▶ **GOAL OF THE EXERCISE**
Using the entries below, show all lines with the string "characters".

▶ **DATASET RECORDS**
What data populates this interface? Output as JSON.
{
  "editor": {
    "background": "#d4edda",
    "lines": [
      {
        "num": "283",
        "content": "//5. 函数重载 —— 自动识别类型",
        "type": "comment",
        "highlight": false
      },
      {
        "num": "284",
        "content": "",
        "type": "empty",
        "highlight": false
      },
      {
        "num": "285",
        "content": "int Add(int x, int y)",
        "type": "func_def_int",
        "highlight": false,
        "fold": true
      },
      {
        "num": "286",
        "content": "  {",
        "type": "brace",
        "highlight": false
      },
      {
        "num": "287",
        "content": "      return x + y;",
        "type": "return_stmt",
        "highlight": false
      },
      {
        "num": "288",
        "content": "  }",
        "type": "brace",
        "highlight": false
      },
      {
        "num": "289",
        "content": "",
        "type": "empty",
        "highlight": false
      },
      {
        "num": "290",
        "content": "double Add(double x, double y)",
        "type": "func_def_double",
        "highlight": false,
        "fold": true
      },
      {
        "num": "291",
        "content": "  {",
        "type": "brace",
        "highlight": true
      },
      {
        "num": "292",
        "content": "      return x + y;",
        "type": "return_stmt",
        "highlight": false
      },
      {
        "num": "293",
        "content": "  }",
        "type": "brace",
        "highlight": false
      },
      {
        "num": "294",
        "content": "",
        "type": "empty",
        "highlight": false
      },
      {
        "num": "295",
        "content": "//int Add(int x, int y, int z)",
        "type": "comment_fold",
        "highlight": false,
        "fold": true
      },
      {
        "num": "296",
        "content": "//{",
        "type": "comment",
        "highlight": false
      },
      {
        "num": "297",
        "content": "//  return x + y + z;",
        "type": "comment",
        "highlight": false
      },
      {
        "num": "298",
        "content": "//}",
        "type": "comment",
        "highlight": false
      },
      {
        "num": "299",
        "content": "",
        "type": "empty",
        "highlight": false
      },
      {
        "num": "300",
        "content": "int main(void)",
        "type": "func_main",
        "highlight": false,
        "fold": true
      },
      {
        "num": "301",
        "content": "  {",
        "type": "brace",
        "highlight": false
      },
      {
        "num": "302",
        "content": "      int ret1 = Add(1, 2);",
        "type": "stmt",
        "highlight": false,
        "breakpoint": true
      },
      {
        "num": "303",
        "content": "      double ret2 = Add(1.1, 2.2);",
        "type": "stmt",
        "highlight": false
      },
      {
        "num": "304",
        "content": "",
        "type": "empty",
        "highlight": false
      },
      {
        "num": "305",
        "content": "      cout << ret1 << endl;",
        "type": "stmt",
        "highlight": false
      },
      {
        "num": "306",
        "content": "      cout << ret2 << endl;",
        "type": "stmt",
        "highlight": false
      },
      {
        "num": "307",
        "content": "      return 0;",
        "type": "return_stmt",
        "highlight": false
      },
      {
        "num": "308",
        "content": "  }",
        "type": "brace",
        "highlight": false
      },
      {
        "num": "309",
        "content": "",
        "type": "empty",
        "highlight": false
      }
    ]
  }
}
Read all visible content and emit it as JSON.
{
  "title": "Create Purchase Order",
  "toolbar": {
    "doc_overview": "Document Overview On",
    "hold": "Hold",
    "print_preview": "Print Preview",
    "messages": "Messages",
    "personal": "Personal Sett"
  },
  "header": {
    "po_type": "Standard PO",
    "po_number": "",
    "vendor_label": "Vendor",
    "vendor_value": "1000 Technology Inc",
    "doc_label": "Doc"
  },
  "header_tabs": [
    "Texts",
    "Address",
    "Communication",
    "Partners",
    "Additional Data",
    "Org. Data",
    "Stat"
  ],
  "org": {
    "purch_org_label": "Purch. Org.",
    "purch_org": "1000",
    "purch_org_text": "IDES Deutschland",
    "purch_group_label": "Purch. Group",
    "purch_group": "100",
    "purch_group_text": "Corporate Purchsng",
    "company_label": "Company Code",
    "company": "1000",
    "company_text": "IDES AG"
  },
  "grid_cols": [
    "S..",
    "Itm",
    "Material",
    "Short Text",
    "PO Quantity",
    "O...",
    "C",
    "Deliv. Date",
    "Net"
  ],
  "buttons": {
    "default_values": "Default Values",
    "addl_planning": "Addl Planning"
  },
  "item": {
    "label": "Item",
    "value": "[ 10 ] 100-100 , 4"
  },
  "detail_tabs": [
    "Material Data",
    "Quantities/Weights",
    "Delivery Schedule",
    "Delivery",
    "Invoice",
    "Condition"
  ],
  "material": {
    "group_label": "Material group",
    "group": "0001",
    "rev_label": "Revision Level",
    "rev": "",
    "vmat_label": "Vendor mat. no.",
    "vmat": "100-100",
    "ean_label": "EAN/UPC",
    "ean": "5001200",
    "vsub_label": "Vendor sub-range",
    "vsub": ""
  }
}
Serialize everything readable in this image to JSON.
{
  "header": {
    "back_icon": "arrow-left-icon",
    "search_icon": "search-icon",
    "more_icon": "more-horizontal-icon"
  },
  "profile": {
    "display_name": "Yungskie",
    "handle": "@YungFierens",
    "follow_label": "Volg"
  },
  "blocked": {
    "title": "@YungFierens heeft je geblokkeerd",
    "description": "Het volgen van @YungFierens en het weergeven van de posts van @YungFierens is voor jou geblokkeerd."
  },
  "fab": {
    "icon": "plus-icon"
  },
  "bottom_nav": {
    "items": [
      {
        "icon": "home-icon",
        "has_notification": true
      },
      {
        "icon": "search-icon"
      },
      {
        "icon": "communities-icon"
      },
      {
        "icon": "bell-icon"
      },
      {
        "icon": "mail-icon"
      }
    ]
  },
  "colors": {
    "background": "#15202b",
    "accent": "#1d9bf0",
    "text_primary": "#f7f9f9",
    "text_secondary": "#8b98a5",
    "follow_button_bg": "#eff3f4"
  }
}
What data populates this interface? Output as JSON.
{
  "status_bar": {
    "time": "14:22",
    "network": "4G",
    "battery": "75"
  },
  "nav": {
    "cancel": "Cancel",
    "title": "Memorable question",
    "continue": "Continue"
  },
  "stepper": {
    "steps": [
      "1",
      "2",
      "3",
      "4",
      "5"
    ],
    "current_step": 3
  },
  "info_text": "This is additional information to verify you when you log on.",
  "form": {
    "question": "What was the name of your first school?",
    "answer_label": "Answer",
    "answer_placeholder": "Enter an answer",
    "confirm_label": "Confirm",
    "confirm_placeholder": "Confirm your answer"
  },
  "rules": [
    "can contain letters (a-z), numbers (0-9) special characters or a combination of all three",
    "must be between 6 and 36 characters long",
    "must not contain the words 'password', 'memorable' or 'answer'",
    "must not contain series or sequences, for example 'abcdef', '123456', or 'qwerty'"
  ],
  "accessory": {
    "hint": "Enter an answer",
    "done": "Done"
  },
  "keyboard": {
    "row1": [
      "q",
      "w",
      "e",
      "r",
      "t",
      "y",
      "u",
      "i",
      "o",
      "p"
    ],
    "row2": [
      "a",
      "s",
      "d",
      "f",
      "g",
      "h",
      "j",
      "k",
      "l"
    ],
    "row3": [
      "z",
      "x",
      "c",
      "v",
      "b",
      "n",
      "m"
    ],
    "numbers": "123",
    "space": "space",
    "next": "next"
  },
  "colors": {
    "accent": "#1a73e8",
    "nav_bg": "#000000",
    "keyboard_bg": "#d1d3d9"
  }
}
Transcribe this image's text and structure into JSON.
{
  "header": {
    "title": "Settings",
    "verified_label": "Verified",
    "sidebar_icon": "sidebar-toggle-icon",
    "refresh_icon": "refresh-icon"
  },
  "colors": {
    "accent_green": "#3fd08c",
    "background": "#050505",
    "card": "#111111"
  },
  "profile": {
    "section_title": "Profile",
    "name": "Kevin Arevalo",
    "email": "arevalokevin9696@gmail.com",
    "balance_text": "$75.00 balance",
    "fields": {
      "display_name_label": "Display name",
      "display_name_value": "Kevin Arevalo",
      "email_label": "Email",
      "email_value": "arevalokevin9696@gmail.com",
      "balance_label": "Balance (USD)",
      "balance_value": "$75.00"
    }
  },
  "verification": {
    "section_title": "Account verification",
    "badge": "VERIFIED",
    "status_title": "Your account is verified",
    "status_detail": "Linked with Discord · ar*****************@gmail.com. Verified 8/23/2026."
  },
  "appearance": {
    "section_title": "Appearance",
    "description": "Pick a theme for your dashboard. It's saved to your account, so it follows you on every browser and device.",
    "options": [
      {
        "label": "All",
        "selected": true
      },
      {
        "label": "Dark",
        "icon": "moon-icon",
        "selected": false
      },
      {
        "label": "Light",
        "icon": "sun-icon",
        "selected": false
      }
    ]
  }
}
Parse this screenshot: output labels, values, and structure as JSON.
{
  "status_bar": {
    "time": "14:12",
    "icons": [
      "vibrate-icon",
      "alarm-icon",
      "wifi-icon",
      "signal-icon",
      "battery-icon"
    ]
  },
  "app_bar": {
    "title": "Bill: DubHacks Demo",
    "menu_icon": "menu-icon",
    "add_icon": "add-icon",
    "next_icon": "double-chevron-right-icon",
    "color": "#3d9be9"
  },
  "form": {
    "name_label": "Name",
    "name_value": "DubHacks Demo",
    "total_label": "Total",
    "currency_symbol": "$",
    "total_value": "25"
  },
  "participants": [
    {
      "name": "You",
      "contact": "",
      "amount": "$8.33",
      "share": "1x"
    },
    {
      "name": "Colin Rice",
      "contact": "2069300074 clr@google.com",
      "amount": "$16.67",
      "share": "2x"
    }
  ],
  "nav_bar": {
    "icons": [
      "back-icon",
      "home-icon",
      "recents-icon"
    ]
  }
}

▶ **RESULT FOR THIS EXERCISE**
    "can contain letters (a-z), numbers (0-9) special characters or a combination of all three",
    "must be between 6 and 36 characters long",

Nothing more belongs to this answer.